The Flooding Scenario

We are concerned with the attempts of moving peers (such as firefighters, police and civilians) to reach a given destination (such as a safe area). The need to move and the chosen destination are determined through a command from an Emergency Controller: the top-level emergency-response personnel who are trying to manage the evacuation of people from the flooding area. The Emergency Controller determines who should move and where by analysing the situation as presented to it by the emergency monitoring system, which is getting its information through communicating water level sensors and weather forecasting services. When the moving peers have a destination, they decide how to get there by determining, through communication with a civil protection unit, which roads are blocked (the civil protection unit is communicating with reporters to find this out), and then providing the destination and the blocked roads to a route service, who will give them a suitable route.

The interaction of the peers is illustrated in the figure below:

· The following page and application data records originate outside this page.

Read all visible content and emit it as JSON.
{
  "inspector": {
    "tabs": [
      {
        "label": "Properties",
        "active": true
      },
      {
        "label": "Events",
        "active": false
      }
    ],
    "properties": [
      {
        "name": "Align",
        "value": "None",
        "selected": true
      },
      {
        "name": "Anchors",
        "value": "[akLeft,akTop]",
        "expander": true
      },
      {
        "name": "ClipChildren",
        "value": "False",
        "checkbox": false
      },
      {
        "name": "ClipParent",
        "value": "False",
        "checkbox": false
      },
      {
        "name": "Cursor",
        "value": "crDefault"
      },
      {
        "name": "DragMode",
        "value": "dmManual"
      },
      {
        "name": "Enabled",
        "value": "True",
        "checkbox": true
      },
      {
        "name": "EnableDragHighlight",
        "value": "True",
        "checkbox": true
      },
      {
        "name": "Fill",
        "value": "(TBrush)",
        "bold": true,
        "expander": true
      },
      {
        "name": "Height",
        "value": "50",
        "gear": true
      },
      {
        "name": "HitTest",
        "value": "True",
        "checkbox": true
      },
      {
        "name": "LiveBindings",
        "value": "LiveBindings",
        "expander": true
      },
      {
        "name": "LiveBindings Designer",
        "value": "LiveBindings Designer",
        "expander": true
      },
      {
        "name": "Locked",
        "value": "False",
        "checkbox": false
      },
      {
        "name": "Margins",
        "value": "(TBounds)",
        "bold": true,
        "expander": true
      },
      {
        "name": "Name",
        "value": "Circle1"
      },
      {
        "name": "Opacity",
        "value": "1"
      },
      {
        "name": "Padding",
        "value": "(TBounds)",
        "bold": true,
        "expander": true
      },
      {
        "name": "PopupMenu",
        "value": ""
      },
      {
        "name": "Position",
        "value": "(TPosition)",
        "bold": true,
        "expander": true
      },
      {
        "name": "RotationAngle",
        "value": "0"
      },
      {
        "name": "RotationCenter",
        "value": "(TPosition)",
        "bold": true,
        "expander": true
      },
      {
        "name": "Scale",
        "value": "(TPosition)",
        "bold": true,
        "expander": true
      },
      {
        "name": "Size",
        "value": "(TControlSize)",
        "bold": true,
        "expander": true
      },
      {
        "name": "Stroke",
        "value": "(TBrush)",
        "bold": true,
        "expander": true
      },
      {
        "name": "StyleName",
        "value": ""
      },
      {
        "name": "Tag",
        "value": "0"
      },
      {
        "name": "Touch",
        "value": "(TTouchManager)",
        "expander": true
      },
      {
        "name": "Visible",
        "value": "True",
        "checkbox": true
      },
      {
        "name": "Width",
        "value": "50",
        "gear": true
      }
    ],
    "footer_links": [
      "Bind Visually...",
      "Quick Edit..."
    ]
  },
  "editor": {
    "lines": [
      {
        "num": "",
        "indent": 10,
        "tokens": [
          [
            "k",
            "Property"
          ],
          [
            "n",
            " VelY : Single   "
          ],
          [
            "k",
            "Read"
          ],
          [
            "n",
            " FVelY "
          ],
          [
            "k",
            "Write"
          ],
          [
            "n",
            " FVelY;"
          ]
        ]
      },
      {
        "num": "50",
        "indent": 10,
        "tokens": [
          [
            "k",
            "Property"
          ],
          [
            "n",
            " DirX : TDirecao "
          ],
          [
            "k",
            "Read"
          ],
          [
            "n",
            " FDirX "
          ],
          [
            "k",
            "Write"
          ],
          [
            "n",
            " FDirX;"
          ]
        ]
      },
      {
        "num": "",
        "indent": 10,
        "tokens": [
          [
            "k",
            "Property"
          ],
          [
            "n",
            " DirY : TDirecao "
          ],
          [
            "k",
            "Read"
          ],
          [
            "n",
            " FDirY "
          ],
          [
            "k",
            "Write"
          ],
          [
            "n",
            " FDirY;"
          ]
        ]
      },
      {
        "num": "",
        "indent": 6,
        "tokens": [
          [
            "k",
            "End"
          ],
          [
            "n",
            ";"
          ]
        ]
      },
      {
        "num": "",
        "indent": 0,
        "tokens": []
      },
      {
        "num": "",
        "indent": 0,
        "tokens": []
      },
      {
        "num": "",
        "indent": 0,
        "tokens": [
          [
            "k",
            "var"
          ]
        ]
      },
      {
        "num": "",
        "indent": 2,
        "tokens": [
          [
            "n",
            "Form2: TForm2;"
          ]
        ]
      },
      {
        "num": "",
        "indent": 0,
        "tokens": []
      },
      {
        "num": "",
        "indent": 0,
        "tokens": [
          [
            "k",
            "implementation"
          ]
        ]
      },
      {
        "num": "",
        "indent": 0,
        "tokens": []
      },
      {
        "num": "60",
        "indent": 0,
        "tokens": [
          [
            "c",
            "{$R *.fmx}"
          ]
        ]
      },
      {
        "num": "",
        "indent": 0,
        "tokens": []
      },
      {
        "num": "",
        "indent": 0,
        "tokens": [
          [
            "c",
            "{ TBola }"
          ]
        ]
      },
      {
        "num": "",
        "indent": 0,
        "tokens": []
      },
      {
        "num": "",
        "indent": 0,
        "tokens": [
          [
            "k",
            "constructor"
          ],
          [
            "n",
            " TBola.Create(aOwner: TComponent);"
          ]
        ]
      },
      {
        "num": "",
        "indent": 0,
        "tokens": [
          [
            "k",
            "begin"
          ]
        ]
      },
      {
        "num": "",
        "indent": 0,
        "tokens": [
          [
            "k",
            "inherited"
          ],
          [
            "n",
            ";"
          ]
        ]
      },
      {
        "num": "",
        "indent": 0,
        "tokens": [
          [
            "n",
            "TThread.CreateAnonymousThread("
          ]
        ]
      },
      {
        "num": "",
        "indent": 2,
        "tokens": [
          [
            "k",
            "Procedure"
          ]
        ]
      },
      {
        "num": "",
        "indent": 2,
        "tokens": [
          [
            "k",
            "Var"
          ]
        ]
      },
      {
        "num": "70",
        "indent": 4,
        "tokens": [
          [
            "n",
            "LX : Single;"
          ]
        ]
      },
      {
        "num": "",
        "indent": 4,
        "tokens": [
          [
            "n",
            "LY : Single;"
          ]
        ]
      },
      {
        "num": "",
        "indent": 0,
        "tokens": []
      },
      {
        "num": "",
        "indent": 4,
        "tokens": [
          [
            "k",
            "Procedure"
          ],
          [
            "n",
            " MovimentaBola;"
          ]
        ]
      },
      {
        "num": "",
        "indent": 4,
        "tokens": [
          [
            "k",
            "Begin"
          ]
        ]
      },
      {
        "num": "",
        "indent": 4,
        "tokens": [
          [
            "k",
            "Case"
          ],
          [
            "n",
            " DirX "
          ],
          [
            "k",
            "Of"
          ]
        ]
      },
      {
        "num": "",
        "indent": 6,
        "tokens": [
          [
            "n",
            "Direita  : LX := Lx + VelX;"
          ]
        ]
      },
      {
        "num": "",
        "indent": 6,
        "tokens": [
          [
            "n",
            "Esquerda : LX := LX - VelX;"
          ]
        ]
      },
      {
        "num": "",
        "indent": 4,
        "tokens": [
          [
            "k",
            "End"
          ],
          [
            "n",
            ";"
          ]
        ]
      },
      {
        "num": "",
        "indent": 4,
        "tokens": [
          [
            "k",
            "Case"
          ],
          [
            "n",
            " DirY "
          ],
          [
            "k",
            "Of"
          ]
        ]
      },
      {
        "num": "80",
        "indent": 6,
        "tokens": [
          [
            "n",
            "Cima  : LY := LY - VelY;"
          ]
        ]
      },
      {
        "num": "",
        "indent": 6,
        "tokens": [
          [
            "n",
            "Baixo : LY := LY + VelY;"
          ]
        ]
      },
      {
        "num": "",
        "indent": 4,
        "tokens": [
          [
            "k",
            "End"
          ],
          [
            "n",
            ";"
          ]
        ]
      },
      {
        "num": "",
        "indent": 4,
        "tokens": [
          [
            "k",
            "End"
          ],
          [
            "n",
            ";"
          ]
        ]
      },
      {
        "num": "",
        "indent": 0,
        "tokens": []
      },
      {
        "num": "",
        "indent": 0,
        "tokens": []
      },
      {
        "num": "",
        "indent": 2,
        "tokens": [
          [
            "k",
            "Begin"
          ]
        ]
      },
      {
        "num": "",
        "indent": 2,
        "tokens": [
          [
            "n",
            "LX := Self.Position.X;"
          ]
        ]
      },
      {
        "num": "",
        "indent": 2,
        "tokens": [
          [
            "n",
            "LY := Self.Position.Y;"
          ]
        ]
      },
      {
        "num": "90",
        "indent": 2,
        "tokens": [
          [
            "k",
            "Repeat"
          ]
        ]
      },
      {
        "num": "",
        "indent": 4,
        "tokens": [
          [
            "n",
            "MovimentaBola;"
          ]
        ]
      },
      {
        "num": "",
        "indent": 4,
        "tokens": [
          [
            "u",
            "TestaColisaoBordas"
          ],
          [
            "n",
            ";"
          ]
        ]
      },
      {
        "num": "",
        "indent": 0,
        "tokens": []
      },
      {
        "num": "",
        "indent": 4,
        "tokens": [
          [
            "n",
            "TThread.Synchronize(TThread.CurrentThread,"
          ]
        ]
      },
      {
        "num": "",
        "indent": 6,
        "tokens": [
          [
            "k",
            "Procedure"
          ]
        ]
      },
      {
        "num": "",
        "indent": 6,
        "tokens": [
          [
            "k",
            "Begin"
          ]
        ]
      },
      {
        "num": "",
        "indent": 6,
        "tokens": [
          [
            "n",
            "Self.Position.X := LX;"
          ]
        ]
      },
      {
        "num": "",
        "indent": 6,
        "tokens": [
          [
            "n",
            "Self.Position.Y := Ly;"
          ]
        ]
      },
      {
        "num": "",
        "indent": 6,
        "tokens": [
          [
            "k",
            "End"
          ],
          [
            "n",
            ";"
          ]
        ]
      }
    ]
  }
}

We investigate two situations: firstly, a centralised approach, in order to demonstrate that the OpenKnowledge system can facilitate this as well or better than other systems designed for a centralised approach. Secondly, a decentralised approach, in order to demonstrate that the OpenKnowledge system can allow interaction to proceed smoothly even when a centralised approach is not possible.

An example, using our peers, is the presence or absence of the Civil Protection Unit. Its role is to poll all the reporters and keep a full picture of the states of the road, so that it can respond to any queries from moving peers. This is a centralised model. However, if the Civil Protection Unit breaks down, becomes disconnected or swamped, or for some other reason is unreachable, then, in the centralised model, the moving peers cannot get any information at all about the state of the roads. However, the flexibility of OpenKnowledge allows us to move seamlessly to a decentralised model, where the moving peers can directly query the reporter peers. There is no structural change needed for this: the moving peers simply uses the discovery service to locate these peers and a suitable IM for interaction.

Demonstrating the usefulness of OpenKnowledge in both a centralised and decentralised model is crucial in demonstrating what we perceive to be the benefit of using OpenKnowledge in such a scenario. Emergency responses tend to be fairly hierarchical and centralised by nature, and it is usually important to have a high-level of control. We are not proposing that this centralised control be completely removed: this could lead to chaos! However, the drawback of the centralised approach is that it is very brittle: if one key link is lost then the whole system can collapse. This is where the OpenKnowledge approach has a fundamental advantage over other approaches that facilitate the centralised model: it allows this seamless change from a centralised to decentralised system, meaning that the actors are empowered to continue interacting to the best of their ability even where the centralised plan has failed.

Full details of the scenario, together with a complete evaluation, can be found in Deliverable 6.8.

Back to Testbeds